This particular argument always brings forth a chuckle, as the staff will not give trustees records even if asked for the documents in advance — much less on the day of the meeting. The public never sees a large portion of the discussed contracts and documents as the materials aren’t posted online.
Take the last port meeting on Sept. 5. The finance committee previously asked for the bank depository bids to review before casting a vote. Did the board receive the records before casting a vote?
What’s the right thing — for a fiduciary trustee in this scenario? Vote with blind faith, or tell the port staff to hand over the public bid records so trustees can make informed choices?
Similarly, records weren’t posted on a legislative consulting contract. Trustee Elizabeth Beeton questioned the nonstandard clause in the contract that appeared to call for automatic, two-year renewals in perpetuity.
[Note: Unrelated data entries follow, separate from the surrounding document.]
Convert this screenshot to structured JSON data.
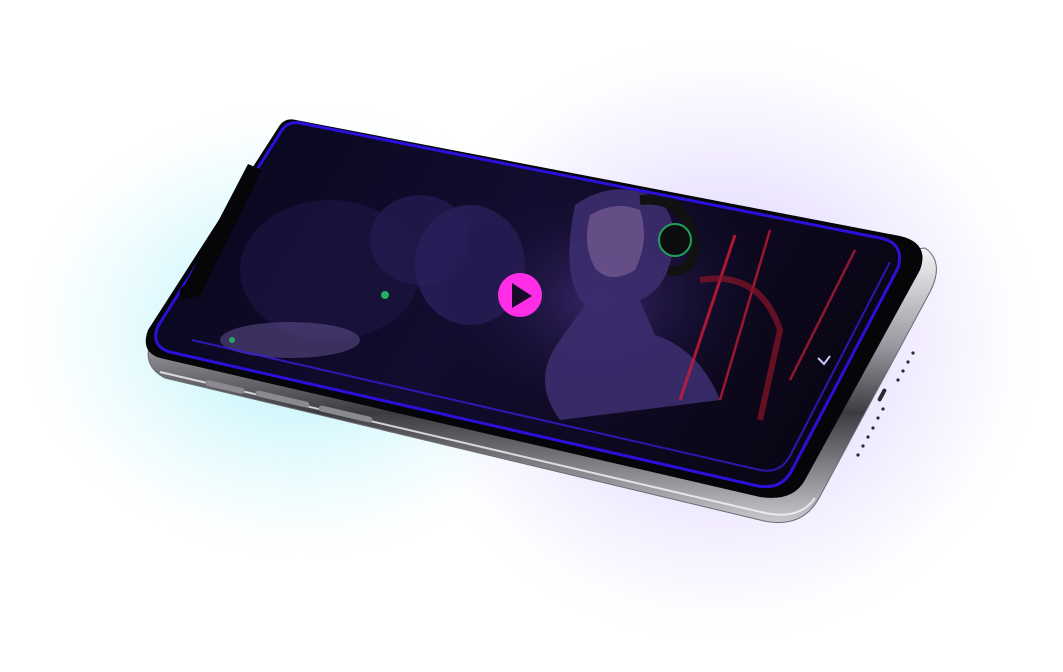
{
  "scene": {
    "subject": "phone-mockup",
    "screen_content": "gaming-video-still",
    "accent_color": "#2a10d8",
    "play_button_color": "#ff2ee6",
    "icons": {
      "play": "play-icon",
      "corner_arrow": "chevron-icon"
    }
  }
}
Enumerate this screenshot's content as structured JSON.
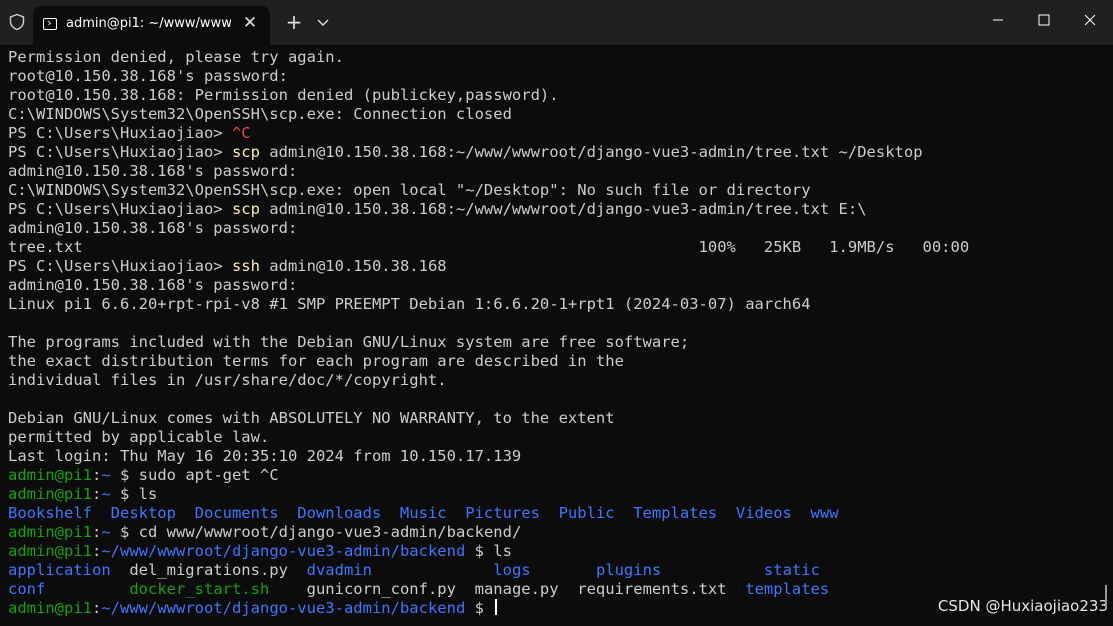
{
  "window": {
    "tab_title": "admin@pi1: ~/www/wwwroot/",
    "tab_close": "✕",
    "new_tab": "+",
    "minimize": "minimize",
    "maximize": "maximize",
    "close": "close"
  },
  "terminal": {
    "lines": [
      [
        {
          "t": "Permission denied, please try again.",
          "c": "w"
        }
      ],
      [
        {
          "t": "root@10.150.38.168's password:",
          "c": "w"
        }
      ],
      [
        {
          "t": "root@10.150.38.168: Permission denied (publickey,password).",
          "c": "w"
        }
      ],
      [
        {
          "t": "C:\\WINDOWS\\System32\\OpenSSH\\scp.exe: Connection closed",
          "c": "w"
        }
      ],
      [
        {
          "t": "PS C:\\Users\\Huxiaojiao> ",
          "c": "w"
        },
        {
          "t": "^C",
          "c": "r"
        }
      ],
      [
        {
          "t": "PS C:\\Users\\Huxiaojiao> ",
          "c": "w"
        },
        {
          "t": "scp",
          "c": "y"
        },
        {
          "t": " admin@10.150.38.168:~/www/wwwroot/django-vue3-admin/tree.txt ~/Desktop",
          "c": "w"
        }
      ],
      [
        {
          "t": "admin@10.150.38.168's password:",
          "c": "w"
        }
      ],
      [
        {
          "t": "C:\\WINDOWS\\System32\\OpenSSH\\scp.exe: open local \"~/Desktop\": No such file or directory",
          "c": "w"
        }
      ],
      [
        {
          "t": "PS C:\\Users\\Huxiaojiao> ",
          "c": "w"
        },
        {
          "t": "scp",
          "c": "y"
        },
        {
          "t": " admin@10.150.38.168:~/www/wwwroot/django-vue3-admin/tree.txt E:\\",
          "c": "w"
        }
      ],
      [
        {
          "t": "admin@10.150.38.168's password:",
          "c": "w"
        }
      ],
      [
        {
          "t": "tree.txt                                                                  100%   25KB   1.9MB/s   00:00",
          "c": "w"
        }
      ],
      [
        {
          "t": "PS C:\\Users\\Huxiaojiao> ",
          "c": "w"
        },
        {
          "t": "ssh",
          "c": "y"
        },
        {
          "t": " admin@10.150.38.168",
          "c": "w"
        }
      ],
      [
        {
          "t": "admin@10.150.38.168's password:",
          "c": "w"
        }
      ],
      [
        {
          "t": "Linux pi1 6.6.20+rpt-rpi-v8 #1 SMP PREEMPT Debian 1:6.6.20-1+rpt1 (2024-03-07) aarch64",
          "c": "w"
        }
      ],
      [
        {
          "t": "",
          "c": "w"
        }
      ],
      [
        {
          "t": "The programs included with the Debian GNU/Linux system are free software;",
          "c": "w"
        }
      ],
      [
        {
          "t": "the exact distribution terms for each program are described in the",
          "c": "w"
        }
      ],
      [
        {
          "t": "individual files in /usr/share/doc/*/copyright.",
          "c": "w"
        }
      ],
      [
        {
          "t": "",
          "c": "w"
        }
      ],
      [
        {
          "t": "Debian GNU/Linux comes with ABSOLUTELY NO WARRANTY, to the extent",
          "c": "w"
        }
      ],
      [
        {
          "t": "permitted by applicable law.",
          "c": "w"
        }
      ],
      [
        {
          "t": "Last login: Thu May 16 20:35:10 2024 from 10.150.17.139",
          "c": "w"
        }
      ],
      [
        {
          "t": "admin@pi1",
          "c": "g"
        },
        {
          "t": ":",
          "c": "w"
        },
        {
          "t": "~",
          "c": "b"
        },
        {
          "t": " $ sudo apt-get ^C",
          "c": "w"
        }
      ],
      [
        {
          "t": "admin@pi1",
          "c": "g"
        },
        {
          "t": ":",
          "c": "w"
        },
        {
          "t": "~",
          "c": "b"
        },
        {
          "t": " $ ls",
          "c": "w"
        }
      ],
      [
        {
          "t": "Bookshelf  Desktop  Documents  Downloads  Music  Pictures  Public  Templates  Videos  www",
          "c": "b"
        }
      ],
      [
        {
          "t": "admin@pi1",
          "c": "g"
        },
        {
          "t": ":",
          "c": "w"
        },
        {
          "t": "~",
          "c": "b"
        },
        {
          "t": " $ cd www/wwwroot/django-vue3-admin/backend/",
          "c": "w"
        }
      ],
      [
        {
          "t": "admin@pi1",
          "c": "g"
        },
        {
          "t": ":",
          "c": "w"
        },
        {
          "t": "~/www/wwwroot/django-vue3-admin/backend",
          "c": "b"
        },
        {
          "t": " $ ls",
          "c": "w"
        }
      ],
      [
        {
          "t": "application",
          "c": "b"
        },
        {
          "t": "  del_migrations.py  ",
          "c": "w"
        },
        {
          "t": "dvadmin",
          "c": "b"
        },
        {
          "t": "             ",
          "c": "w"
        },
        {
          "t": "logs",
          "c": "b"
        },
        {
          "t": "       ",
          "c": "w"
        },
        {
          "t": "plugins",
          "c": "b"
        },
        {
          "t": "           ",
          "c": "w"
        },
        {
          "t": "static",
          "c": "b"
        }
      ],
      [
        {
          "t": "conf",
          "c": "b"
        },
        {
          "t": "         ",
          "c": "w"
        },
        {
          "t": "docker_start.sh",
          "c": "g"
        },
        {
          "t": "    gunicorn_conf.py  manage.py  requirements.txt  ",
          "c": "w"
        },
        {
          "t": "templates",
          "c": "b"
        }
      ],
      [
        {
          "t": "admin@pi1",
          "c": "g"
        },
        {
          "t": ":",
          "c": "w"
        },
        {
          "t": "~/www/wwwroot/django-vue3-admin/backend",
          "c": "b"
        },
        {
          "t": " $ ",
          "c": "w"
        }
      ]
    ]
  },
  "watermark": "CSDN @Huxiaojiao233"
}
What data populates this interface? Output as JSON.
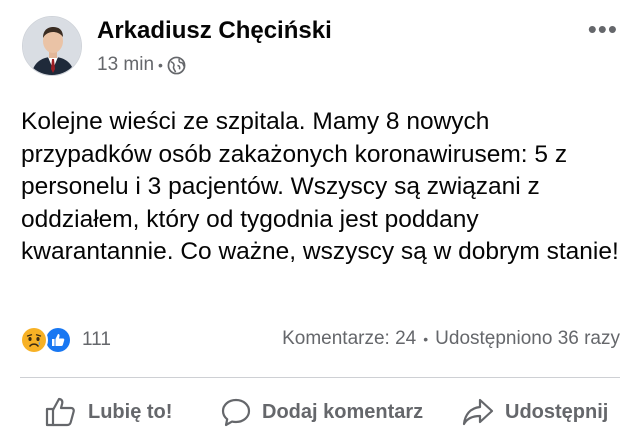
{
  "post": {
    "author": "Arkadiusz Chęciński",
    "time": "13 min",
    "privacy_icon": "globe-icon",
    "more_label": "•••",
    "text": "Kolejne wieści ze szpitala. Mamy 8 nowych przypadków osób zakażonych koronawirusem: 5 z personelu i 3 pacjentów. Wszyscy są związani z oddziałem, który od tygodnia jest poddany kwarantannie. Co ważne, wszyscy są w dobrym stanie!"
  },
  "reactions": {
    "icons": [
      "sad-reaction-icon",
      "like-reaction-icon"
    ],
    "count": "111",
    "comments": "Komentarze: 24",
    "shares": "Udostępniono 36 razy"
  },
  "actions": {
    "like": "Lubię to!",
    "comment": "Dodaj komentarz",
    "share": "Udostępnij"
  },
  "colors": {
    "text": "#050505",
    "secondary": "#65676b",
    "like_blue": "#1877f2",
    "sad_yellow": "#f7b125",
    "divider": "#ced0d4"
  }
}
According to the discussion, there was no legislative agenda approved by trustees, review by the port attorney, approval by the board — even though the value with renewals would be over $50,000, or reports on legislative progress.
Would “doing the right thing” allow these type of breaches of public accountability and required public votes?
Doing the right thing, starts with a clear understanding of the separation of duties between the board who sets policy and has oversight responsibilities, and the port director who implements that policy, manages day-to-day operations and presents plans that require board approval before committing to a specific course of action.
It starts with the understanding that government documents are the people’s records, and trustees are authorized to see all documents to legitimately uphold their duties and oath of public office. Otherwise, just hire a port director and abolish the board as it has become superfluous.
Both the master plan and land use (e.g. Del Monte) is being decided by omission. The master plan hasn’t included trustees or the community in the designated policy workshops as outlined in the bid proposal approved by the board.
Yes, I think the port has way bigger transparency and oversight problems than where to hold its meetings, and it’s interesting, if somewhat painful, to watch.